>>>>

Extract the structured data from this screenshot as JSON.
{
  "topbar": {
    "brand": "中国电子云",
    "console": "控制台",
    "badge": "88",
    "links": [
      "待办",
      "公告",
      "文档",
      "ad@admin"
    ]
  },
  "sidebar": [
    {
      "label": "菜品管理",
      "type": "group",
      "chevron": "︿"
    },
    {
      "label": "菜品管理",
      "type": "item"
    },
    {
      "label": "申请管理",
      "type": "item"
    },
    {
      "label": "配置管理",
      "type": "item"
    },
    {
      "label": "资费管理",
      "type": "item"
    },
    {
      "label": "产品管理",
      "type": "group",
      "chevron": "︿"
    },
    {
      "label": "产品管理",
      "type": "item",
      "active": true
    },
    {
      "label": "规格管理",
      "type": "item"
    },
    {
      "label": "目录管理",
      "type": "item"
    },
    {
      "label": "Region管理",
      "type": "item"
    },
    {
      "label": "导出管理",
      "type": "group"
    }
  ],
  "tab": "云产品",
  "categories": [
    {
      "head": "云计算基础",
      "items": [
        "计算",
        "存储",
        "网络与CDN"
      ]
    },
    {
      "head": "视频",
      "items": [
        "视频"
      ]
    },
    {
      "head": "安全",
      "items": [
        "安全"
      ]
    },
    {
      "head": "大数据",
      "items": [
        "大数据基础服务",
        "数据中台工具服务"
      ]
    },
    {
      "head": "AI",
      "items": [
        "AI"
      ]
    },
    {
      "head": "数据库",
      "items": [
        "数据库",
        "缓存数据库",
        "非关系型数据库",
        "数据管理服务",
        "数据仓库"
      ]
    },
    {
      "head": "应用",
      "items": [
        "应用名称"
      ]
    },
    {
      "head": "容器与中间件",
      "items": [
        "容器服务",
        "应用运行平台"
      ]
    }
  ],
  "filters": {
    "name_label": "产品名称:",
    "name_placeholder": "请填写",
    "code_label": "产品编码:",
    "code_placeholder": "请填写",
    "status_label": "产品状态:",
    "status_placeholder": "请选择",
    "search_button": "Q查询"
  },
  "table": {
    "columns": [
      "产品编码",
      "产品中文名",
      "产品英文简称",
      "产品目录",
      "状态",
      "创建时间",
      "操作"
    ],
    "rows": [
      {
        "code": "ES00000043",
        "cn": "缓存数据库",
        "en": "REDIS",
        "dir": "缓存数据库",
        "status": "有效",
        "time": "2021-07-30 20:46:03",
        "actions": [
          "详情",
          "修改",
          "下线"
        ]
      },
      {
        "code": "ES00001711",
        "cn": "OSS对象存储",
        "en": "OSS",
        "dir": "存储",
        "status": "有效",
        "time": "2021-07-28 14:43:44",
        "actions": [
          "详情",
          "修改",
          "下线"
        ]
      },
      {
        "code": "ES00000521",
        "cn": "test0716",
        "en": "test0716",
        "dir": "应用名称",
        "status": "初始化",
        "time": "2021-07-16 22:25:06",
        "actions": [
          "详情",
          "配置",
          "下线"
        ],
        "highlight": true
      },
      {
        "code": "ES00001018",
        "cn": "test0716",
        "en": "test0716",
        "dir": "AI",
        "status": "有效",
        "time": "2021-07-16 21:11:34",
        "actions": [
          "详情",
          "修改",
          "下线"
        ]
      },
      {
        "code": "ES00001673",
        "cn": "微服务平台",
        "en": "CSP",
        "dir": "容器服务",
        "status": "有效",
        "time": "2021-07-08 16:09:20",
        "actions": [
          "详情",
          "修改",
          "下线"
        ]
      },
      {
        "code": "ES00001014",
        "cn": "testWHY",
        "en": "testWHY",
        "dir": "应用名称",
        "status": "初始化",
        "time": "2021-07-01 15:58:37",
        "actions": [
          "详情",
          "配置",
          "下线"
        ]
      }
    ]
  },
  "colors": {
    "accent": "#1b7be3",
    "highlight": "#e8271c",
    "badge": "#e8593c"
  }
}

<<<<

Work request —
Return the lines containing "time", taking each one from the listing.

Answer to the problem —
        "time": "2021-07-30 20:46:03",
        "time": "2021-07-28 14:43:44",
        "time": "2021-07-16 22:25:06",
        "time": "2021-07-16 21:11:34",
        "time": "2021-07-08 16:09:20",
        "time": "2021-07-01 15:58:37",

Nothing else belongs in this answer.